▸ PROBLEM TO WORK ON
Pull out every line below that holds the word "name".

▸ RECORDS FOR PROCESSING

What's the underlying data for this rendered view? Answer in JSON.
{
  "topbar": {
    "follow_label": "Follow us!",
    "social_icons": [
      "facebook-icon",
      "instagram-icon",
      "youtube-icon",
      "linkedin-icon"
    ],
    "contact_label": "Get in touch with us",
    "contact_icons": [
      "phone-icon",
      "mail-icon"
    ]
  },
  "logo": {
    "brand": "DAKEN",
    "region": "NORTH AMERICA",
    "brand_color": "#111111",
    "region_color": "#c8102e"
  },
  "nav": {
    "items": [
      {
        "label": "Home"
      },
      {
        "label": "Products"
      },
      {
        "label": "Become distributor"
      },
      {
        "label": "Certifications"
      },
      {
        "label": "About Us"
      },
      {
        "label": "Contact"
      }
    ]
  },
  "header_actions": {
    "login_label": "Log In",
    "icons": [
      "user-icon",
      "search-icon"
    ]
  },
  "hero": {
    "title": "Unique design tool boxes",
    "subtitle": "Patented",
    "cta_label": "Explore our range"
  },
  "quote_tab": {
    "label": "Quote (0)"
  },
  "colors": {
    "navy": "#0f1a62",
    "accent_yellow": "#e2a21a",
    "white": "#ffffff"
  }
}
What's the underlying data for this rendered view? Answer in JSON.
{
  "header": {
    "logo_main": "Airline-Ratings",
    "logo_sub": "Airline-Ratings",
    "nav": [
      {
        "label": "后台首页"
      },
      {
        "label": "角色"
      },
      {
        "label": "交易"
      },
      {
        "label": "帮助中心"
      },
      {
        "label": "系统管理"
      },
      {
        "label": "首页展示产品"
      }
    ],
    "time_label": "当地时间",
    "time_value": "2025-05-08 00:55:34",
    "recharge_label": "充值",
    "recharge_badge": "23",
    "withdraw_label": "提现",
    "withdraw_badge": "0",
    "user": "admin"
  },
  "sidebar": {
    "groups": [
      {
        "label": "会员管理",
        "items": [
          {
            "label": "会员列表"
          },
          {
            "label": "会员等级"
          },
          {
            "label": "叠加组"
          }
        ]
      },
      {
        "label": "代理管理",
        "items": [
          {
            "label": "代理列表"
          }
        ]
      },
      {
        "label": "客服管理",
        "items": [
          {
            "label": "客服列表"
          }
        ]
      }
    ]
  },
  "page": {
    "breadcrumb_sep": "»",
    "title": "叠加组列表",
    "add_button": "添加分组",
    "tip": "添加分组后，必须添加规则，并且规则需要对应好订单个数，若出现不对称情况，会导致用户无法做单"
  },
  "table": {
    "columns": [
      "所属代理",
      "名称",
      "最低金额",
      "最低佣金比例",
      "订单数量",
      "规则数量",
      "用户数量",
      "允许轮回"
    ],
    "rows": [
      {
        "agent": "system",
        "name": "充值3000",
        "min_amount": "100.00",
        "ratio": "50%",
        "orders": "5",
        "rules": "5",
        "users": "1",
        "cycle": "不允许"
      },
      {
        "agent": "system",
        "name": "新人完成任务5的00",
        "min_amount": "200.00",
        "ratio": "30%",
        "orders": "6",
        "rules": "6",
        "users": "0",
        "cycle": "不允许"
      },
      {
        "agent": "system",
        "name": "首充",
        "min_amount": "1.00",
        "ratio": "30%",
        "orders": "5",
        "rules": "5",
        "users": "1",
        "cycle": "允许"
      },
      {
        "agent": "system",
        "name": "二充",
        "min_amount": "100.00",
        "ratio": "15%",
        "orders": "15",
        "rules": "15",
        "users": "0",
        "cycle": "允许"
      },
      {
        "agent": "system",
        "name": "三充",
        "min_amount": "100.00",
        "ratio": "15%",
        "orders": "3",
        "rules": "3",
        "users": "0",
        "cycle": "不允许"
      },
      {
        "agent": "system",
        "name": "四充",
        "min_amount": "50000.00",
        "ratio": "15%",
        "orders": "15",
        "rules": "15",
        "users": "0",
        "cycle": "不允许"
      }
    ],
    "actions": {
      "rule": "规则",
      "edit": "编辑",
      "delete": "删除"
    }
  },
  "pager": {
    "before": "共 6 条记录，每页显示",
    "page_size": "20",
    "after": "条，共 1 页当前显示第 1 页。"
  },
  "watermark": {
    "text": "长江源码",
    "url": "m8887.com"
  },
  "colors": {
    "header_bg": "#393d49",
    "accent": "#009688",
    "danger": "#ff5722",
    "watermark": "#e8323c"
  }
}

▸ RESPONSE BOX
        "name": "充值3000",
        "name": "新人完成任务5的00",
        "name": "首充",
        "name": "二充",
        "name": "三充",
        "name": "四充",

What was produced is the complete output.